Search term "actions": please copy every line of the records below that contains it.

Content starts

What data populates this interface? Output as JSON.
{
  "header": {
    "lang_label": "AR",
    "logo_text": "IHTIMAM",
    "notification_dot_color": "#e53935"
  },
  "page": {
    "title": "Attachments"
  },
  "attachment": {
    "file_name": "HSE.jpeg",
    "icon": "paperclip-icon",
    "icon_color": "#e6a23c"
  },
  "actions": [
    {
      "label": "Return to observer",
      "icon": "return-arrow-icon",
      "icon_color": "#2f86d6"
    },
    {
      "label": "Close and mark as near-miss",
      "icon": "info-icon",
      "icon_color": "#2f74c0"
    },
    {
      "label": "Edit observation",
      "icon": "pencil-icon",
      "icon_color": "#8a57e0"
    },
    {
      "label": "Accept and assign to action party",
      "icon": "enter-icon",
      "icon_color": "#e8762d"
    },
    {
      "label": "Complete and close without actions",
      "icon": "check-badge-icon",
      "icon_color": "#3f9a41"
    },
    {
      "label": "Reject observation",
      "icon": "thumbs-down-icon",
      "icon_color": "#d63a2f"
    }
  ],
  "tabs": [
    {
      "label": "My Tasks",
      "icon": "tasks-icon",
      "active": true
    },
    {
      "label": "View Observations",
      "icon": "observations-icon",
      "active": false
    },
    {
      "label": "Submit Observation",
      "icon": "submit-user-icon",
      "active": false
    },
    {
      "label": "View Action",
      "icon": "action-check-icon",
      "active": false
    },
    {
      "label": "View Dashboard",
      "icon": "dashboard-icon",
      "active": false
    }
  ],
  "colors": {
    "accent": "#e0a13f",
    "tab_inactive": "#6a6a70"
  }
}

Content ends

**WRITTEN SOLUTION:**
  "actions": [
      "label": "Complete and close without actions",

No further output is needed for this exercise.